After he left elected office, Jack’s commitment to education led him to accept an appointment to the Board of Governors for Red Deer College in 1979. He served for three years on the board and then continued to share his wisdom with students as a guest speaker in the Business and the Trade and Technology Studies programs. Jack and Joan, and the companies they led, have been major donors to the college for decades. The Donald’s gift in 2006 was the largest single donation in the college’s history. The Donald’s generosity led to the creation of the Donald School of Business and started a momentum of giving that helped Red Deer College reach campaign goals.
Westerner Park in Red Deer has been another longstanding beneficiary of Jack Donald’s community focus. He joined the Westerner Exhibition board in 1979 and led relocation of the exhibition grounds and the construction of both the Parkland Pavilion that hosts large events in Red Deer, and the 7000 seat Centrium Arena, home to the Red Deer Rebels of the Western Hockey League. Joan and Jack’s generosity also helped to build Westerner Park’s Donald Administration Building. The community has further benefitted from Joan and Jack’s work co-chairing the very successful 2005 Central Alberta fundraising campaign for STARS (Shock Trauma Air Rescue Society).
Not content with making a difference in Red Deer alone, Jack expanded the scope of his service to the provincial level. In 1983, he was director, then chair, of the Alberta Opportunity Company that funded small businesses across the province. Between 1995 and 2000, he chaired and co-chaired three provincial tax review commissions to review and improve Alberta’s competitiveness and reduce Albertans’ taxation. He also served for more than 26 years as one of the founding directors and chairman of the Bank of Alberta which became Canadian Western Bank.

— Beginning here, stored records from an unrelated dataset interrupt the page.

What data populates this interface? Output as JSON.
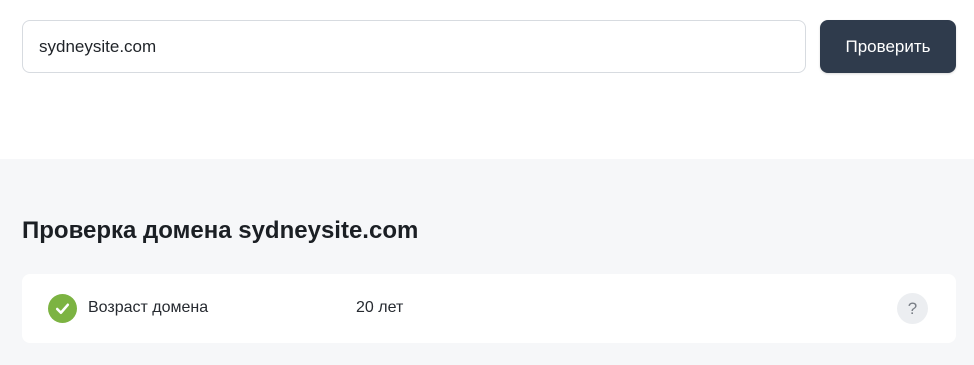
{
  "search": {
    "value": "sydneysite.com",
    "button_label": "Проверить"
  },
  "results": {
    "title": "Проверка домена sydneysite.com",
    "items": [
      {
        "label": "Возраст домена",
        "value": "20 лет",
        "status": "ok",
        "status_icon": "check-circle-icon",
        "help_glyph": "?"
      }
    ]
  },
  "colors": {
    "button_bg": "#2f3b4c",
    "status_ok": "#7cb342",
    "section_bg": "#f6f7f9"
  }
}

Jack’s leadership and commitment have been recognized at the local, provincial and national levels. In 2011, he was inducted into the Southern Alberta Business Hall of Fame and was named Red Deer’s Citizen of the Year in 2002. Joan and daughter Kathy have also received Red Deer’s Citizen of the Year awards. As well, Jack and Joan were presented with the G.H. Dawe Memorial Award for their contributions to education. Jack received the first annual Pinnacle Award (Business Excellence) in 1987 and the Canada Award for Business Excellence from the Government of Canada in 1989. He was inducted into the Canadian Petroleum Hall of Fame in 2002. In 2005, Jack and Joan received the Philanthropic Family – Generosity of Spirit Award from the Calgary chapter of the Association of Fundraising Professionals. In 2012, SAIT feted Jack with an Honorary Bachelor of Business Administration Degree.
It’s been an extraordinary climb for Jack, who remembers the early days of closing his service station at 7 p.m. and driving to Edmonton to pick up a truckload of gas so he could open up the next day. Often, he didn’t get back to Red Deer until 1 a.m. “I think that almost anyone, if they want to apply themselves, can be an entrepreneur,” says Jack. “It’s not something you’re born with.” His advice to young people? “Be honest with yourself, with others. Be proud of what you do, and do your best.”
One of Jack’s colleagues sums up what so many feel about the lifelong go-getter: “It is never about Jack. It is about the well-being of everyone.” That community spirit, combined with Jack’s business ingenuity, leadership, philanthropy and tireless volunteerism, is a legacy that will reverberate throughout Central Alberta for generations.